* [Task directions]
One figure is the whole answer: the number of lines below that contain the word "JSON".

(Items from an interface collection)
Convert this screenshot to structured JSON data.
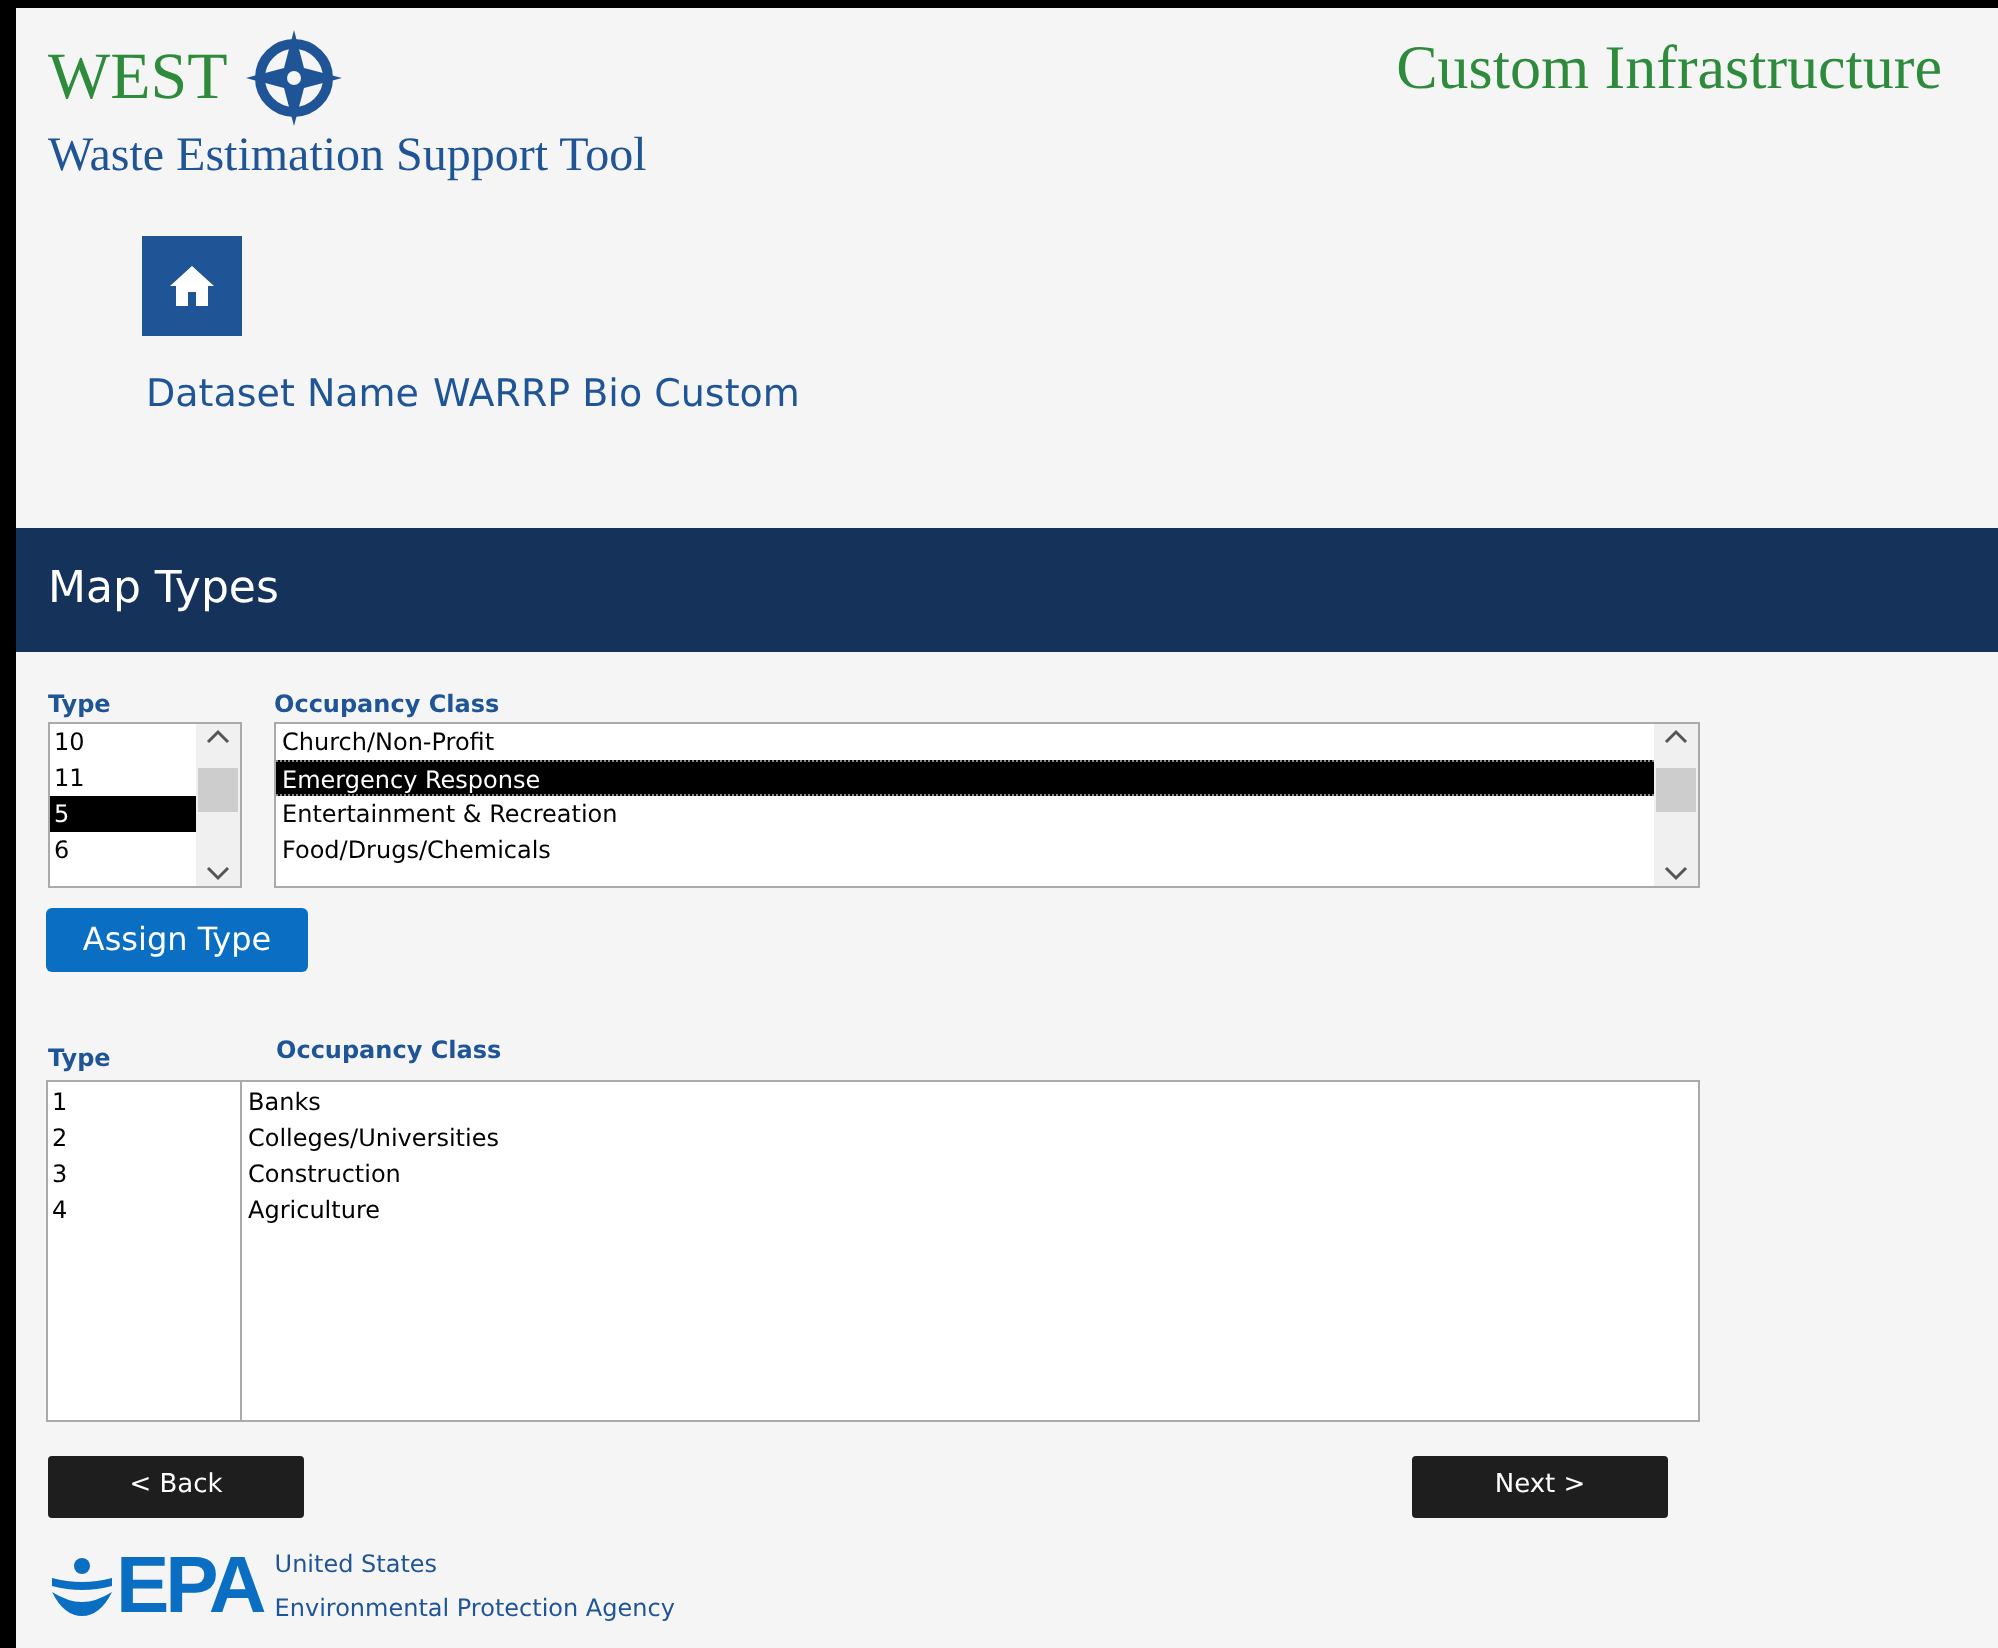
{
  "header": {
    "logo_text": "WEST",
    "subtitle": "Waste Estimation Support Tool",
    "page_title": "Custom Infrastructure"
  },
  "dataset": {
    "label": "Dataset Name",
    "value": "WARRP Bio Custom"
  },
  "section": {
    "title": "Map Types"
  },
  "picker": {
    "type_label": "Type",
    "class_label": "Occupancy Class",
    "types": [
      {
        "text": "10",
        "selected": false
      },
      {
        "text": "11",
        "selected": false
      },
      {
        "text": "5",
        "selected": true
      },
      {
        "text": "6",
        "selected": false
      }
    ],
    "classes": [
      {
        "text": "Church/Non-Profit",
        "selected": false
      },
      {
        "text": "Emergency Response",
        "selected": true
      },
      {
        "text": "Entertainment & Recreation",
        "selected": false
      },
      {
        "text": "Food/Drugs/Chemicals",
        "selected": false
      }
    ]
  },
  "assign_button": "Assign Type",
  "assigned": {
    "type_label": "Type",
    "class_label": "Occupancy Class",
    "rows": [
      {
        "type": "1",
        "class": "Banks"
      },
      {
        "type": "2",
        "class": "Colleges/Universities"
      },
      {
        "type": "3",
        "class": "Construction"
      },
      {
        "type": "4",
        "class": "Agriculture"
      }
    ]
  },
  "buttons": {
    "back": "< Back",
    "next": "Next >"
  },
  "footer": {
    "logo_text": "EPA",
    "line_1": "United States",
    "line_2": "Environmental Protection Agency"
  }
}
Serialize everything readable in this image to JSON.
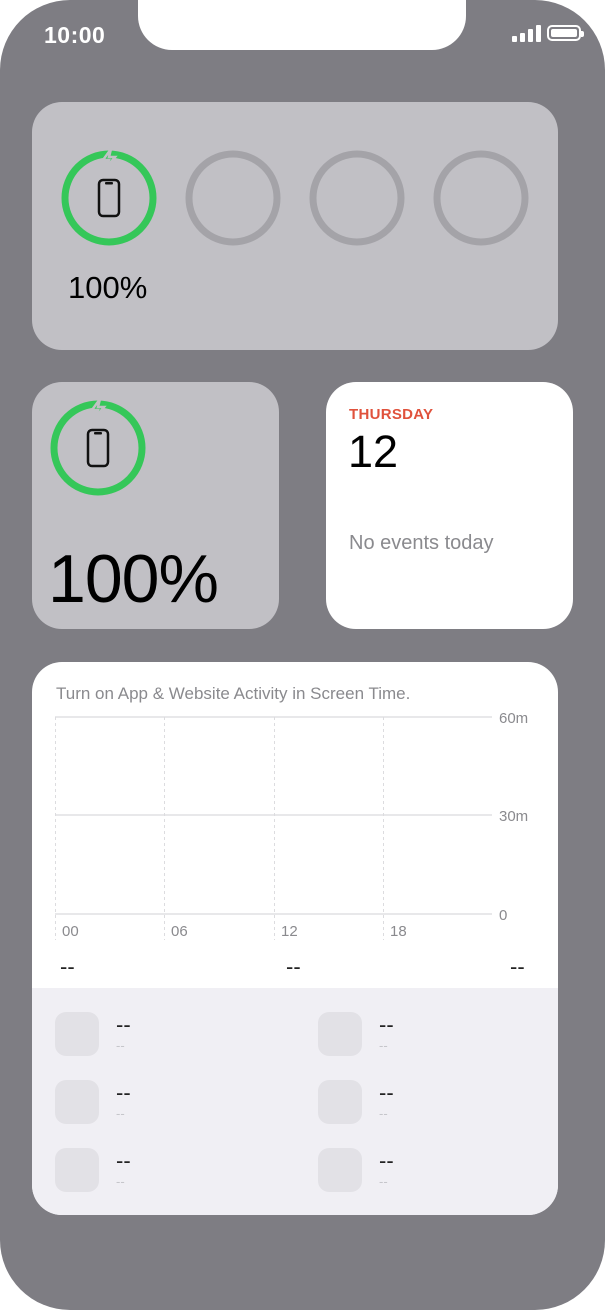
{
  "status_bar": {
    "time": "10:00"
  },
  "battery_large": {
    "percentage": "100%",
    "device_icon": "phone-icon",
    "charging_icon": "bolt-icon",
    "ring_color": "#35c759",
    "empty_slots": 3
  },
  "battery_small": {
    "percentage": "100%",
    "device_icon": "phone-icon",
    "charging_icon": "bolt-icon",
    "ring_color": "#35c759"
  },
  "calendar": {
    "day": "THURSDAY",
    "date": "12",
    "empty_text": "No events today",
    "accent_color": "#e0523c"
  },
  "screen_time": {
    "message": "Turn on App & Website Activity in Screen Time.",
    "y_labels": [
      "60m",
      "30m",
      "0"
    ],
    "x_labels": [
      "00",
      "06",
      "12",
      "18"
    ],
    "totals": [
      "--",
      "--",
      "--"
    ],
    "apps": [
      {
        "name": "--",
        "time": "--"
      },
      {
        "name": "--",
        "time": "--"
      },
      {
        "name": "--",
        "time": "--"
      },
      {
        "name": "--",
        "time": "--"
      },
      {
        "name": "--",
        "time": "--"
      },
      {
        "name": "--",
        "time": "--"
      }
    ]
  }
}
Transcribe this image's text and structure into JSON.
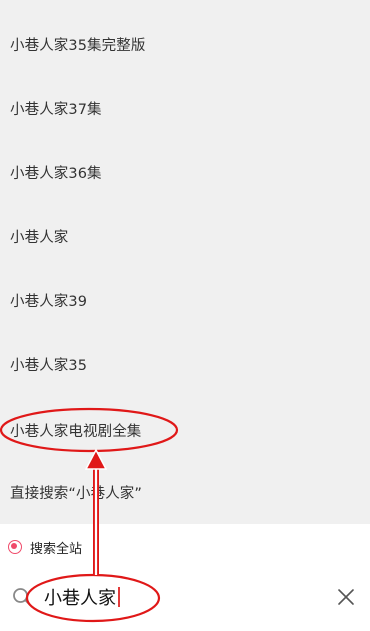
{
  "suggestions": [
    "小巷人家35集完整版",
    "小巷人家37集",
    "小巷人家36集",
    "小巷人家",
    "小巷人家39",
    "小巷人家35",
    "小巷人家电视剧全集",
    "直接搜索“小巷人家”"
  ],
  "search_scope": {
    "label": "搜索全站",
    "selected": true
  },
  "search": {
    "value": "小巷人家"
  },
  "icons": {
    "search": "search-icon",
    "clear": "close-icon",
    "radio": "radio-selected-icon"
  },
  "colors": {
    "suggestion_bg": "#f0f0f0",
    "accent": "#f04a6a",
    "annotation": "#e01818"
  }
}
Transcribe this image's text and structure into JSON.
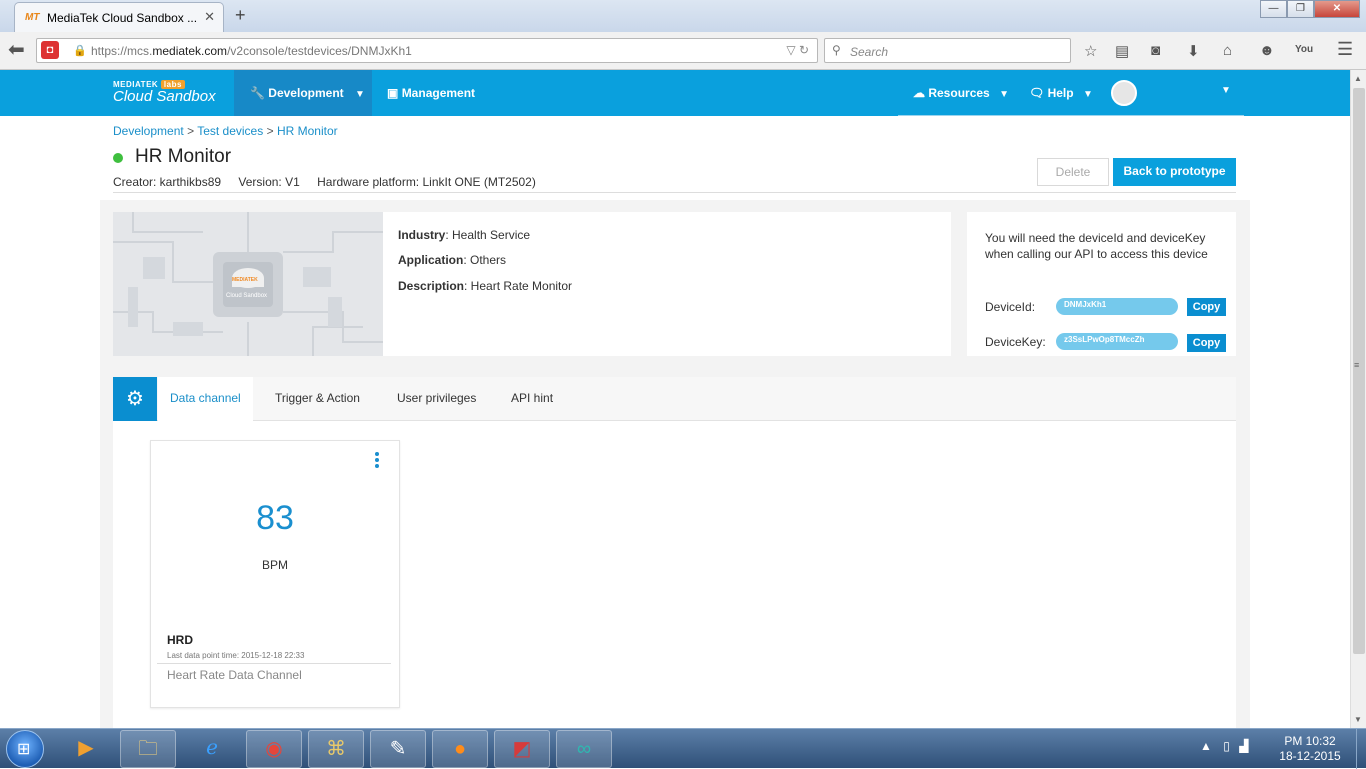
{
  "browser": {
    "tab_title": "MediaTek Cloud Sandbox ...",
    "tab_favicon": "MT",
    "tab_close": "✕",
    "new_tab": "+",
    "url_prefix": "https://mcs.",
    "url_domain": "mediatek.com",
    "url_path": "/v2console/testdevices/DNMJxKh1",
    "search_placeholder": "Search",
    "win_min": "—",
    "win_max": "❐",
    "win_close": "✕"
  },
  "header": {
    "logo_brand": "MEDIATEK",
    "logo_labs": "labs",
    "logo_main": "Cloud Sandbox",
    "nav_development": "Development",
    "nav_management": "Management",
    "nav_resources": "Resources",
    "nav_help": "Help"
  },
  "breadcrumb": {
    "items": [
      "Development",
      "Test devices",
      "HR Monitor"
    ],
    "separator": ">"
  },
  "device": {
    "name": "HR Monitor",
    "status_color": "#3fbf3f",
    "creator": "Creator: karthikbs89",
    "version": "Version: V1",
    "platform": "Hardware platform: LinkIt ONE (MT2502)",
    "industry_label": "Industry",
    "industry": ": Health Service",
    "application_label": "Application",
    "application": ": Others",
    "description_label": "Description",
    "description": ": Heart Rate Monitor",
    "image_logo": "MEDIATEK",
    "image_caption": "Cloud Sandbox"
  },
  "actions": {
    "delete": "Delete",
    "back": "Back to prototype"
  },
  "keys": {
    "note": "You will need the deviceId and deviceKey when calling our API to access this device",
    "device_id_label": "DeviceId:",
    "device_id": "DNMJxKh1",
    "device_key_label": "DeviceKey:",
    "device_key": "z3SsLPwOp8TMccZh",
    "copy": "Copy"
  },
  "tabs": {
    "items": [
      "Data channel",
      "Trigger & Action",
      "User privileges",
      "API hint"
    ],
    "active": "Data channel"
  },
  "channel_card": {
    "value": "83",
    "unit": "BPM",
    "name": "HRD",
    "last_time": "Last data point time: 2015-12-18 22:33",
    "description": "Heart Rate Data Channel"
  },
  "taskbar": {
    "clock_time": "PM 10:32",
    "clock_date": "18-12-2015"
  },
  "colors": {
    "accent": "#0aa0dd",
    "accent_dark": "#1789c7",
    "value_blue": "#1a8fcf"
  }
}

* [Reply]
4